[MW] Thank you. For how much I know and value about the mutual admiration society that is the relationship between librarians and authors/illustrators, and for how deeply I embrace the way we, both librarians and authors/illustrators, need one another, I want to thank you all for writing and creating the beautiful stories you share with all of us. I am positive that there are students of mine who love me solely for the books I share with them, and that wouldn’t be possible if there weren’t such brilliant people behind those books. I wish I could speak to each and every one of you to tell you personally how much it means to me that you create these 32-page works of art. Or that I am quite positive you are writing the books that these readers will carry with them their entire lives. I hope you’re able to find the faces celebrating your books, loving your books, and championing your books, and in doing so know that you are having a tremendous impact on the lives of our children. Thanks.
[JM] For those who don’t know about it yet, please tell us a little about your podcast.
[MW] I host a weekly kidlit podcast called Let’s Get Busy (http://lgbpodcast.blogspot.com/) wherein I talk to authors, illustrators, kidlit notables, and everyone in between. We talk about the books they’re writing. We talk about the sometimes-winding path that brought them to creating books for children. And sometimes the conversation settles on a particular interest of the guest, such as fountain pens, playing the banjo, an admiration of Fred Rogers, or maybe collecting old washers. It’s a 30-ish minute conversation that you might share with your favorite kidlit pal at a bar at a library conference, intimate, sincere, and captured on recording to be shared with the world. With nearly 2 years and over 150 episodes behind me, it moves me to hear how the podcast is connecting people, resonating with listeners, and being used as a primary source document in classrooms. But I mostly like doing it because I get to be a fanboy to all of the amazing people I meet.
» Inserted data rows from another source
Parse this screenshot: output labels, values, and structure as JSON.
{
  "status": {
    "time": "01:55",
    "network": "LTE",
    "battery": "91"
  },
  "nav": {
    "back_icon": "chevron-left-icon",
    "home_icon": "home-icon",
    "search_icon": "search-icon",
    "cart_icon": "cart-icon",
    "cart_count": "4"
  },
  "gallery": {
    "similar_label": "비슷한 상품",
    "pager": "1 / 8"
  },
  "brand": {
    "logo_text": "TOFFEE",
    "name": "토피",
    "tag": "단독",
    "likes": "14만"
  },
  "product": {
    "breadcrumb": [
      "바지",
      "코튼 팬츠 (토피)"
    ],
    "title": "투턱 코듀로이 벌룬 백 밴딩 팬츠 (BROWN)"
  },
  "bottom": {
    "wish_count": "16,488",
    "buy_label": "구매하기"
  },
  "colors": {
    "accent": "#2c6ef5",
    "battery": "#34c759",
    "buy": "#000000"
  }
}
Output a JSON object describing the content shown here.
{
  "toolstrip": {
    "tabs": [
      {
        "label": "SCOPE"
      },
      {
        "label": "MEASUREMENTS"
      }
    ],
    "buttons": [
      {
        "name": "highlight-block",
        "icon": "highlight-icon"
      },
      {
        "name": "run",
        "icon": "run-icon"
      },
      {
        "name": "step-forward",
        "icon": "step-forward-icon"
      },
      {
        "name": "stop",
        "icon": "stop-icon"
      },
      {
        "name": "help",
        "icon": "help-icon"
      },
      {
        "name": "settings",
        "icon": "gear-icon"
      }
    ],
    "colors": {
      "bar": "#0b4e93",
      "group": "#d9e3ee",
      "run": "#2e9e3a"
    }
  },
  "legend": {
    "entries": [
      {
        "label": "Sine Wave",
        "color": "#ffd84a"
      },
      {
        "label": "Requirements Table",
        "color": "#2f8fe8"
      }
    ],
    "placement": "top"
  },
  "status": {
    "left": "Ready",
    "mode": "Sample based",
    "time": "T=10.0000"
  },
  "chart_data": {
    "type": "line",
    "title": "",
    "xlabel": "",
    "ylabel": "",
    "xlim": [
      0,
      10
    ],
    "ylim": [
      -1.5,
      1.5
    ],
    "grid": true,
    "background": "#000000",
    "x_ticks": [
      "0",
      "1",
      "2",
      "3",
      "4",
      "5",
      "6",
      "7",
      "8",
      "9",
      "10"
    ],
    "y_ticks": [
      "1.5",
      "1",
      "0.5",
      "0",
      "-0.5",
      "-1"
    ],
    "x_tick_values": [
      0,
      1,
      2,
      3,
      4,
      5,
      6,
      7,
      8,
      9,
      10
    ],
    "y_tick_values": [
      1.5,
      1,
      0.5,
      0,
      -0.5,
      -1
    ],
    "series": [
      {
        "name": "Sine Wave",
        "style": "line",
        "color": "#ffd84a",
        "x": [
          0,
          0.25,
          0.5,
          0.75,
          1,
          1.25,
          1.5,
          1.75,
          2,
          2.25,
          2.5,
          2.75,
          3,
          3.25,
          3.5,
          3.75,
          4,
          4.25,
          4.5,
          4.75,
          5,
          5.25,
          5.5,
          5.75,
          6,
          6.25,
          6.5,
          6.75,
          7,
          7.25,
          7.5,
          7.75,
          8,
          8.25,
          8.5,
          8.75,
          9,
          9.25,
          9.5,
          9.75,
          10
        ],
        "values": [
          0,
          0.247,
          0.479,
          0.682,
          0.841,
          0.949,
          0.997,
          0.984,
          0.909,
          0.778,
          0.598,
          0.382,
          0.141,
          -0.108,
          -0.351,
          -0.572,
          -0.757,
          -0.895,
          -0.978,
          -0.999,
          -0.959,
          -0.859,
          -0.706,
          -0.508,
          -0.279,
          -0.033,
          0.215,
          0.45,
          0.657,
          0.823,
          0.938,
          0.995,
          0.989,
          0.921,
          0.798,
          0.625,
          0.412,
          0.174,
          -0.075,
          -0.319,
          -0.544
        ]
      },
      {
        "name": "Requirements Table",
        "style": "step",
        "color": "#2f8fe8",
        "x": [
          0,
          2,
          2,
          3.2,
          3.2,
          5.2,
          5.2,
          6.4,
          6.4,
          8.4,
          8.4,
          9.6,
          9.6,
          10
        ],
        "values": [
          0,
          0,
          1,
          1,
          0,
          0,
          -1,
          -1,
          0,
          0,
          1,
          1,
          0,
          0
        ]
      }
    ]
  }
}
[JM] Favorite annual conference?
[MW] I enjoy different conferences for different reasons, but my favorite is the American Association of School Librarians (AASL)’s semi-annual conference. It’s not often that all of us connected educators actually get to meet up face-to-face and my library friends are some of my absolute best friends. Our next conference will be this November and I’m looking forward to all of the unpredictable and sure-to-be-amazing things I’ll take away from this conference.
Social Media Links:
Busy Librarian blog – http://www.busylibrarian.com
Let’s Get Busy podcast – http://lgbpodcast.blogspot.com
Twitter (@MatthewWinner) – https://twitter.com/MatthewWinner
Busy Librarian on Pinterest – https://www.pinterest.com/busylibrarian/
Busy Librarian on Facebook – https://www.facebook.com/BusyLibrarian
As one librarian to another, I applaud your wonderful work and advocacy and wish you continued success in this and your own writing.